DATA FOR THIS TASK:
****************************************

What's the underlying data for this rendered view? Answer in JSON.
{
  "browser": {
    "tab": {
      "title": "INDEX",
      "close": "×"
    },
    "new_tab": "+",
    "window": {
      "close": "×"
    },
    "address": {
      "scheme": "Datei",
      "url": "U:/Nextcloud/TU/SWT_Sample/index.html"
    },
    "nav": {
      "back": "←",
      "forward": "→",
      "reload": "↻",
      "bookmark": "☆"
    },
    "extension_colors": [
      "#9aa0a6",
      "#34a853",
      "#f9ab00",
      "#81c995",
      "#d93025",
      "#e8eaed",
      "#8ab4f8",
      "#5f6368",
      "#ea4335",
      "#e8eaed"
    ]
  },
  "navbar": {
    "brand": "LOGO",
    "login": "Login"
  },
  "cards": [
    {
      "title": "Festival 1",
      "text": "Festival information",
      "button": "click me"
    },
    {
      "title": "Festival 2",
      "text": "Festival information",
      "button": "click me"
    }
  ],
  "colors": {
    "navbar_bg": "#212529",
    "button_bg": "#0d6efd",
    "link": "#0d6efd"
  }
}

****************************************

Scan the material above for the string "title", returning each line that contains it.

ANSWER FOR THE TASK:
      "title": "INDEX",
      "title": "Festival 1",
      "title": "Festival 2",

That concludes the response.